  • The insurance benefit. In general, distributions of any type will diminish the insurance benefit. However, some policies are designed with an increasing benefit during the accumulation phase of the contract, so distributions may simply result in an incremental return to the original benefit.
  • The future accumulation of cash values. If cash values are used to pay accruing interest charges on policy loans, this cost can slow or even reverse the growth of cash values. Similarly, a partial surrender reduces the principal on which many policies calculate their annual dividend payments.
  • The premiums required to keep the policy in force. If a policyowner’s partial surrenders or loans exceed the ongoing costs of maintaining the insurance benefit, higher premiums (or minimum loan payments) may be required to keep the policy in-force.
  • The dividend option. Policies typically permit a variety of dividend options, some of which can be changed during the course of the policy’s life. Depending on the type of distribution, a change in the dividend option may be desirable or necessary.2     
  • The cost basis. For tax purposes, all premiums (including amounts used to purchase paid-up additions to the policy) comprise the basis in the policy. Surrenders reduce this basis, while loans do so only if they remain outstanding for a policy that is terminated prior to the death of the insured. The basis is used to determine whether any portion of a particular distribution is taxable.

If you’ve read this far, the following disclaimer/suggestion should be obvious: The technology that makes complex calculations possible with a keystroke on a laptop has ushered in a new level of creativity by life insurance professionals, especially when it comes to distribution scenarios.

Those who decide to make cash-value life insurance part of their financial portfolio should retain professional assistance for the ongoing management of their policy and the execution of transactions, particularly distributions. 

1 Policy benefits are reduced by any outstanding loan or loan interest and/or withdrawals. Dividends, if any, are affected by policy loans and loan interest. Withdrawals above the cost basis may result in taxable ordinary income. If the policy lapses or is surrendered, any outstanding loan considered gain in the policy may be subject to ordinary income taxes. If the policy is a Modified Endowment Contract (MEC), loans are treated like withdrawals, but as gain first, subject to ordinary income taxes. If the policy owner is under 59½, any taxable withdrawal may also be subject to a 10% federal tax penalty.

2 Dividends are not guaranteed. They are declared annually by the insurance company’s board of directors.

This newsletter is prepared by an independent third party for distribution by your Representative(s). Material discussed is meant for general illustration and/or informational purposes only and it is not to be construed as tax, legal or investment advice. Although the information has been gathered from sources believed reliable, please note that individual situations can vary, therefore the information should be relied upon when coordinated with individual professional advice.

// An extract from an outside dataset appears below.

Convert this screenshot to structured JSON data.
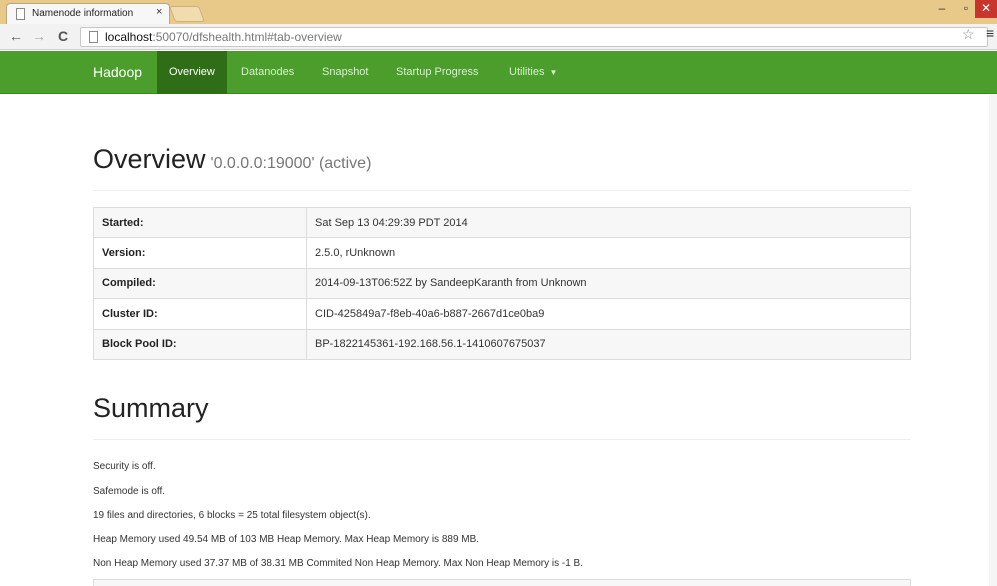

Links to other sites are for your convenience in locating related information and services. The Representative(s) does not maintain these other sites and has no control over the organizations that maintain the sites or the information, products or services these organizations provide. The Representative(s) expressly disclaims any responsibility for the content, the accuracy of the information or the quality of products or services provided by the organizations that maintain these sites. The Representative(s) does not recommend or endorse these organizations or their products or services in any way. We have not reviewed or approved the above referenced publications nor recommend or endorse them in any way.      

Lifetime Financial Growth, LLC is an Agency of The Guardian Life Insurance Company of America® (Guardian), New York, NY. Securities products and advisory services offered through Park Avenue Securities LLC (PAS), member FINRA, SIPC. PAS is an indirect, wholly-owned subsidiary of Guardian. Lifetime Financial Growth is not an affiliate or subsidiary of PAS or Guardian. © Copyright 2017   2017-41381   Exp. 6/2019